Scientists at the Hub have used embryonic stem cells to treat a common form of hearing loss and are now a step closer to a cure for deafness. Sheffield engineers have also used stem cells to repair eye damage that results from accidents or disease. This new technique may help millions of people across the world to retain – or even regain – their sight.
Skeleton_manFurther pioneering research at Sheffield includes the development of new techniques to help nerves heal faster. Novel implants are being designed that use tiny polymer tubes to bridge the gaps between damaged nerves to help them regrow, while a new technique that uses a tiny sample of a patient’s own tissue to grow Schwann cells which boost and amplify nerve growth is also under development.
Scientists also tackle the translation of laboratory research into new treatments and applications on an industrial scale.

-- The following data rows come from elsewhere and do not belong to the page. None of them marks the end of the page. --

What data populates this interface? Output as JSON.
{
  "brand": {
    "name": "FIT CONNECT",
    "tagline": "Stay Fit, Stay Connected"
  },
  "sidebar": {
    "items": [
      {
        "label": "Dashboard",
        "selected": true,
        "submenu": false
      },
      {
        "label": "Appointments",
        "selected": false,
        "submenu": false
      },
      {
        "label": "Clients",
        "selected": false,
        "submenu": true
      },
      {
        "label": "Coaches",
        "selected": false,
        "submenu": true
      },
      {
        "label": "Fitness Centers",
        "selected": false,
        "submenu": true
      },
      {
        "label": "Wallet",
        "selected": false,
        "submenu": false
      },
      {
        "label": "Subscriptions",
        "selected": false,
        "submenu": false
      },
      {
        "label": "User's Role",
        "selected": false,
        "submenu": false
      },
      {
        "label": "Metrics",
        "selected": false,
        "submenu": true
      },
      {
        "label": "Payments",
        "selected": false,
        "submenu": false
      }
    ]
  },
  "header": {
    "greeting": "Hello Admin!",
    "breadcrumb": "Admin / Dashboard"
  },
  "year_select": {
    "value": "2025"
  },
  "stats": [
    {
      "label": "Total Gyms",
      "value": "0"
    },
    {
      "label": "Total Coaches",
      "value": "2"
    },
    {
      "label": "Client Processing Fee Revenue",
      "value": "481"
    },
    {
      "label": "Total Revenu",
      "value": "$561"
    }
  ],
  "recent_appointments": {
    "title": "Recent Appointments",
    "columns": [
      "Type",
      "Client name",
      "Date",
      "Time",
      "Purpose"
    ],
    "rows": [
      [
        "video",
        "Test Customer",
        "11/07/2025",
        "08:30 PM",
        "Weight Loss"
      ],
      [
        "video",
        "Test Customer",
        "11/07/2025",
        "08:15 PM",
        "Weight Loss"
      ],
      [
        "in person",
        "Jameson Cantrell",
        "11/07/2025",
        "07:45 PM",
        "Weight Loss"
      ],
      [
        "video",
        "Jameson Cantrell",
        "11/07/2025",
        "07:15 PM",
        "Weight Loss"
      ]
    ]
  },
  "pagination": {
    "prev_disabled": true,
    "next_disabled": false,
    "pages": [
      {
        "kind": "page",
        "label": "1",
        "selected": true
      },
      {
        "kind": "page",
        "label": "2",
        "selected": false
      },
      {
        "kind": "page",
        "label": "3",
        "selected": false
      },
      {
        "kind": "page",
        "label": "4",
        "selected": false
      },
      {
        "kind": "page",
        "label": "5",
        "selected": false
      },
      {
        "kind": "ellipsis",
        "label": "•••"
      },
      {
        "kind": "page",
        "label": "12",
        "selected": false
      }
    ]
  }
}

One of the biggest challenges is to find cost effective methods to manufacture thousands of millions of cells under uniform and controlled conditions, so all patients can benefit from regenerative treatments, not just the small numbers who rely on small-scale laboratory tissue culture techniques today. A major project at the Hub, in collaboration with universities from across the UK, is exploring how to scale up production.
As well as technological progress, it is also important that the organisations that develop, regulate and implement new medical treatments are ready and able to do so. The University of York’s Professor Andrew Webster leads the £1.5M REGenableMED project that examines these issues. For regenerative medicine to achieve its potential to revolutionise patient care, emerging products must be accommodated into existing health care regulations and adopted by organisations that are accustomed to using more conventional medical products. REGenableMED will shed light on what it takes to translate laboratory discoveries into improved treatments for patients, paving the way for Yorkshire and the UK to compete at a global level.
Other York researchers are making important progress in the fields of joint and muscle diseases. Dr Paul Genever is the York lead scientist for the £6M Arthritis Research UK Tissue Engineering Centre – a collaborative project funded by Arthritis Research UK. Dr Genever is exploring methods to rejuvenate old adult stem cells to re-establish their capacity to repair damaged tissues. Of particular interest is his discovery that stressing the cells in a particular way can restore the ability of human cells to form cartilage, providing a promising route to new treatments for osteoarthritis.
Meanwhile, a York colleague, Dr Gonzalo Blanco, is trying to understand why muscles grow when they work hard, but shrink when they remain inactive. Dr Blanco’s research has shown that altering the expression of certain genes in muscles makes them stronger and bigger, even in the absence of physical exercise. This presents the possibility of new treatments to prevent the muscle loss that occurs in immobilised patients, or during disease and aging.
Notably, York scientists have also pioneered methods to produce functioning bladder tissue outside of the body. Professor Jenny Southgate has developed the world’s only laboratory-grown functional “urothelium”- the organised cell layer that lines the inside of the bladder. Not only does this serve as a valuable research tool for the study of bladder disease and the development of medicines, but it also holds immense potential for replacement bladder engineering.
I believe that Yorkshire will reap significant benefits from regenerative medicine, thanks to cooperation between our local universities and strong links with business. It’s not just about better health and wellbeing; this exciting field of medicine is poised to regenerate the economic strength of our region too.